NEARLY everybody will readily accept the statement that to grow a flowering plant we must have soil of some sort. We have talked about soil often enough, but we have, as yet, given it no sort of detailed consideration. Our use of the word implies a capability to support plant-life of some sort. We should not consider a quantity of powdered glass as soil worthy of the name; yet it would deserve it quite as much as a quantity of pure quartz sand with no admixture of any kind. We should need to add a great many other things before the word soil could be properly used to describe it. If we added a quantity of decaying animal and vegetable matter we should be on the way to having a soil. Until we do that our sand may be regarded as a very stable system, little liable to change of any kind : when we have done it we have, so to speak, inaugurated a dynamic system in which changes will be taking place constantly. By means of the destructive activities of the organisms living within the soil, the constructive activities of those with only theirin it are rendered possible.
The destructive effects of climate in reducing large masses of rock by the action of rain, wind, frost and so on, are exceedingly important, but need not detain us long. We must allow ourselves to begin at the point where the activities of living organisms are necessary to make a disintegrated rock-mass into a medium in which the roots of land-plants can thrive. Here it may be well to stress an important difference between plants living in the sea and those with their roots in the earth and the rest of their bodies in the atmosphere. The lower end of a seaweed is an attachment organ; its function is to hold on and not to gather supplies. For the land-plant the earth is practically the sole source of raw materials and so the roots must perform a double function : maintaining the plant inand collecting water with the necessary supplies of dissolved salts and gases.
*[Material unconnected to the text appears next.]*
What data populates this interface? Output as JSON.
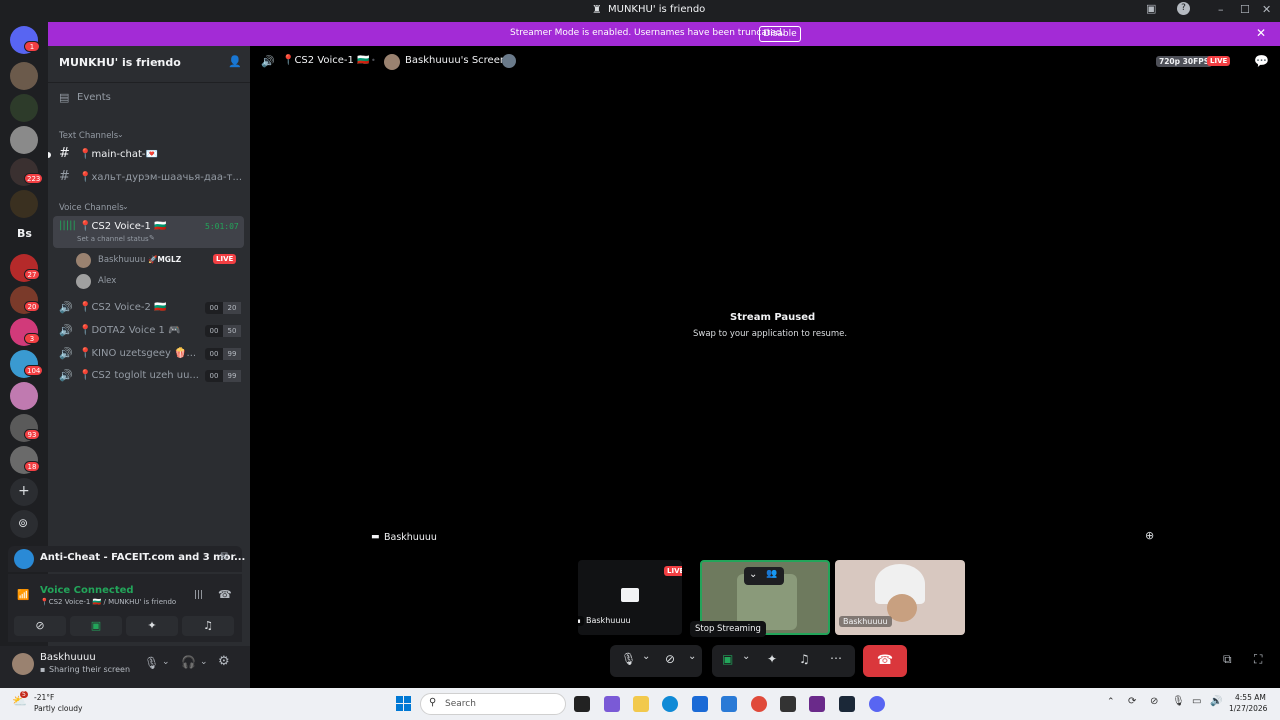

To make the point in a
slightly different way : the food-factories of the land-plant (the) are at a distance from the sources of supply and so need and, since they continue to survive, have a system of transportation both to and from those factories. In the sea, the food-factories are surrounded by their essential supplies and so the transportation is one way—away from the factories.
When there is any demand for supplies by the plant on the place of attachment, we may expect to find that the place will be altered by the activities of the plant. This is one of the ways to the formation of a real soil, capable of supporting a flora of. A landscape of rocks does not, at first sight, seem a very good situation for the growth of plants. The faces of the rocks themselves, when unsheltered from the sun, will be very hot and subject to great evaporation. In addition most rocks will hold very little moisture. The equipment necessary for survival in such a situation will include: water—low requirements; ability to conserve such water as is available; toleration of great amounts of light and heat; low habit of growth so that a strong -system is not necessary.
This equipment is not common among; so uncommon in fact that the colonists of bare rock-faces are nearly always alga? and lichens, which form no more than a skin or crust on the surface. The activities of these plants, coupled with those of the climate, provide material which accumulates in the crevices as soil. Such soil provides harbourage and supplies for the hardier sorts of flowering-plants having a stout root-system and a cushion habit of growth. These will lead the way to an accumulation of soil over the rocks themselves and thence to a plant-covering of grassy turf.